By Greg Stutchbury
GOLD COAST, Australia (Reuters) - Indigenous rights protestors, a heavy rain shower and transport issues provided a turbulent backdrop to the opening ceremony of the Gold Coast Commonwealth Games on Wednesday.
About 100 noisy but peaceful protestors were contained by police outside the venue some 90 minutes before the official start of the ceremony, attended by Britain's Prince Charles, his wife Camilla, the Duchess of Cornwall, and Australian Prime Minister Malcolm Turnbull.
The protestors, carrying signs that read "colonization is not a game", had earlier disrupted a leg of the Queen's Baton Relay and demanded Britain's royal family members ask them for permission to visit "stolen" land.
Organizers also had to scramble to get spectators to the stadium after significant backlogs at transport hubs for shuttle buses, which organizing committee chairman Peter Beattie acknowledged on Twitter.
"There was a delay at Broadbeach," Beattie wrote. "Extra buses were dispatched. I understand the backlog has cleared. Thanks for your patience."
A torrential downpour then began just minutes before the ceremony started at 8pm local time (1000 GMT) to an estimated global viewing audience of more than one billion and about 35,000 at Carrara Stadium.
STRONG ABORIGINAL INFLUENCE
Despite the protests outside, the ceremony drew heavily on Aboriginal culture and symbolism, with 11-year-old Isabella Graham starting the countdown with a message on a smartphone welcoming competitors, officials and fans to the "oldest living culture on Earth".
Aborigines inhabited Australia more than 50,000 years before the First Fleet sailed into Botany Bay near Sydney in 1788 after the country had been declared 'terra nullius', or unoccupied.
Aboriginal musicians also played didgeridoos while children from the local Yugambeh people performed traditional dances before Prince Charles and the Duchess of Cornwall were accompanied by local elders Ted Williams and Patricia O'Connor.
Williams and O'Connor welcomed all of the competitors, officials and fans on behalf of the traditional custodians of the land.
"Jingeri," O'Connor said, a traditional Yugambeh welcome. "On behalf of the Yugambeh people, I welcome you.
"This ceremony tonight is an acknowledgement of the truth of our past. The power of the future and an invitation to stand together united."

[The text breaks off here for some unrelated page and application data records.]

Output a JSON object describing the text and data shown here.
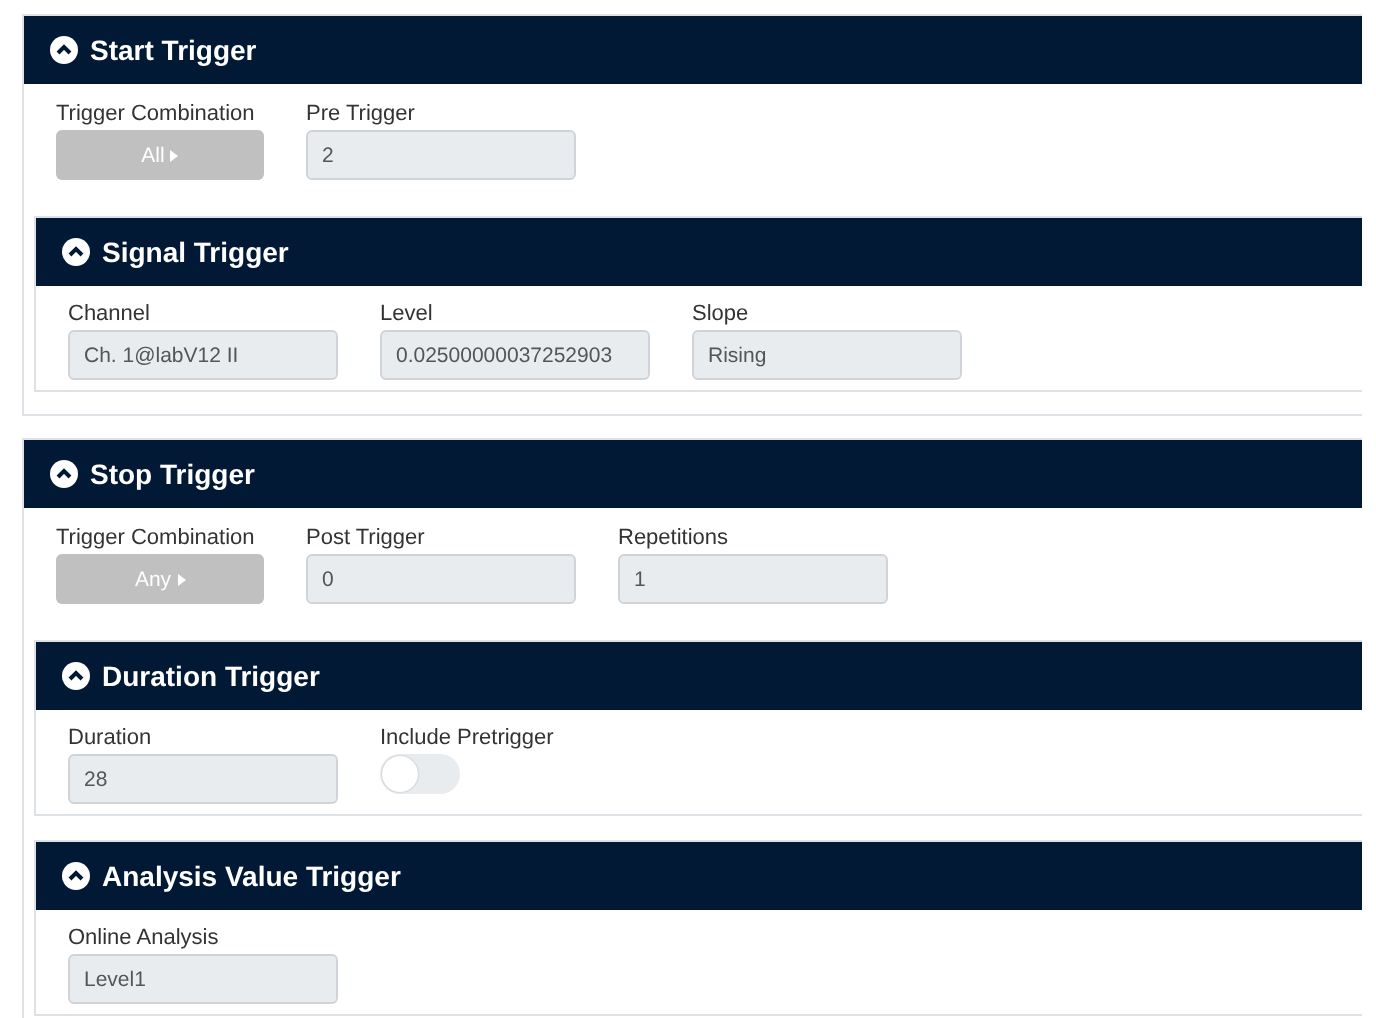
{
  "sections": [
    {
      "title": "Start Trigger",
      "expanded": true,
      "fields": [
        {
          "kind": "combination",
          "label": "Trigger Combination",
          "value": "All"
        },
        {
          "kind": "input",
          "label": "Pre Trigger",
          "value": "2"
        }
      ],
      "subsections": [
        {
          "title": "Signal Trigger",
          "expanded": true,
          "fields": [
            {
              "kind": "input",
              "label": "Channel",
              "value": "Ch. 1@labV12 II"
            },
            {
              "kind": "input",
              "label": "Level",
              "value": "0.02500000037252903"
            },
            {
              "kind": "input",
              "label": "Slope",
              "value": "Rising"
            }
          ]
        }
      ]
    },
    {
      "title": "Stop Trigger",
      "expanded": true,
      "fields": [
        {
          "kind": "combination",
          "label": "Trigger Combination",
          "value": "Any"
        },
        {
          "kind": "input",
          "label": "Post Trigger",
          "value": "0"
        },
        {
          "kind": "input",
          "label": "Repetitions",
          "value": "1"
        }
      ],
      "subsections": [
        {
          "title": "Duration Trigger",
          "expanded": true,
          "fields": [
            {
              "kind": "input",
              "label": "Duration",
              "value": "28"
            },
            {
              "kind": "toggle",
              "label": "Include Pretrigger",
              "on": false
            }
          ]
        },
        {
          "title": "Analysis Value Trigger",
          "expanded": true,
          "fields": [
            {
              "kind": "input",
              "label": "Online Analysis",
              "value": "Level1"
            }
          ]
        }
      ]
    }
  ]
}
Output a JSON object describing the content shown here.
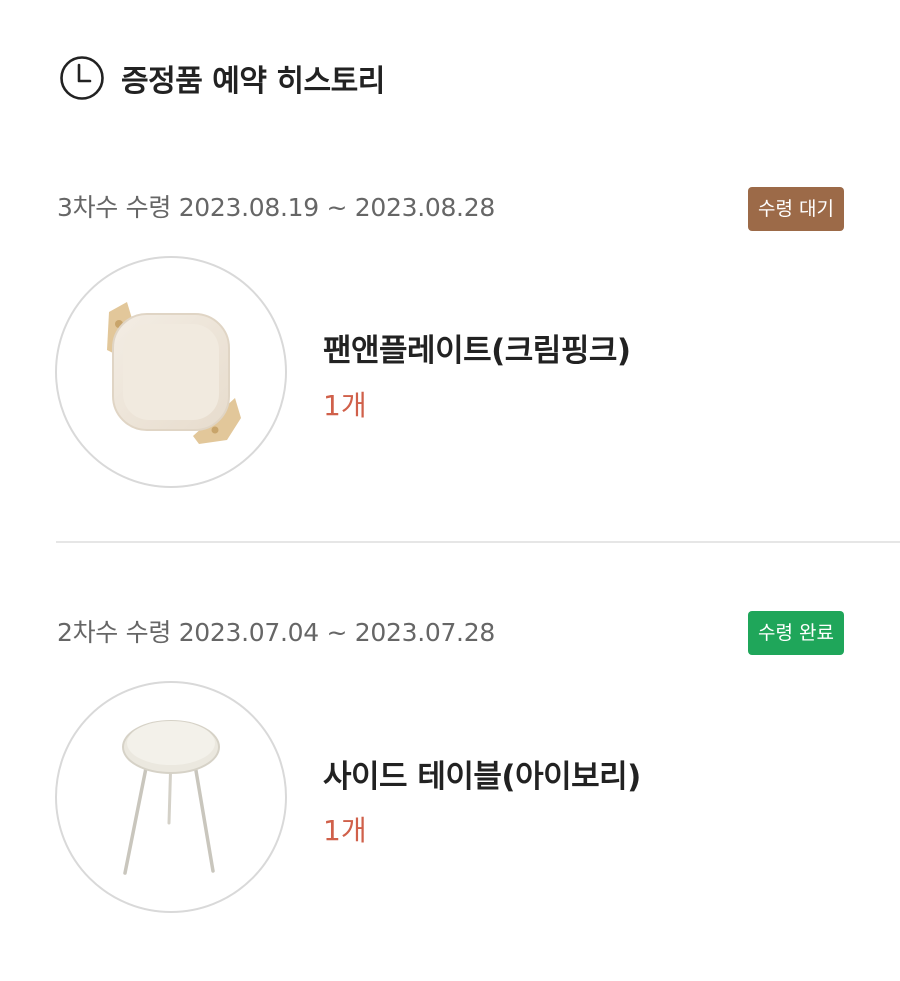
{
  "header": {
    "title": "증정품 예약 히스토리",
    "icon": "clock-icon"
  },
  "history": [
    {
      "period": "3차수 수령 2023.08.19 ~ 2023.08.28",
      "status": "수령 대기",
      "status_color": "#9c6a48",
      "product_name": "팬앤플레이트(크림핑크)",
      "quantity": "1개"
    },
    {
      "period": "2차수 수령 2023.07.04 ~ 2023.07.28",
      "status": "수령 완료",
      "status_color": "#1fa65a",
      "product_name": "사이드 테이블(아이보리)",
      "quantity": "1개"
    }
  ],
  "colors": {
    "quantity": "#d0604a",
    "period_text": "#666666",
    "divider": "#e6e6e6"
  }
}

The strong beach and surf culture of the city of about 640,000 that sits some 80-kilometres south of Brisbane was also heavily referenced throughout the ceremony.
Junior surf life savers, all carrying surfboards emblazoned with the country's name, escorted each of the 71 teams from mostly former British colonies in the Parade of Nations, led by Scotland, the previous hosts of the Games in 2014.
Predictably, a massive sustained roar began about 20 seconds before the host nation Australia, who have more than 470 athletes competing, had even entered the stadium as the last team.
The Games were officially opened after about two-and-a-half hours when world hurdles champion Sally Pearson presented the Queen's Baton to Prince Charles, ending its 388-day and 230,000-km journey.
"The ancient stories of the indigenous people of Australia remind us that even though we may be half a world away we are all connected," the Prince said as he read the Queen's message.
"Over the years these friendly Games have showed the potential of the Commonwealth to connect people of different backgrounds and nationalities.
"In this spirit of co-operation and togetherness, common ground has been established and enduring friendships forged."
Competition begins on Thursday with the men's and women's triathlon to be among the first medals awarded.
(Reporting by Greg Stutchbury; Editing by Christian Radnedge)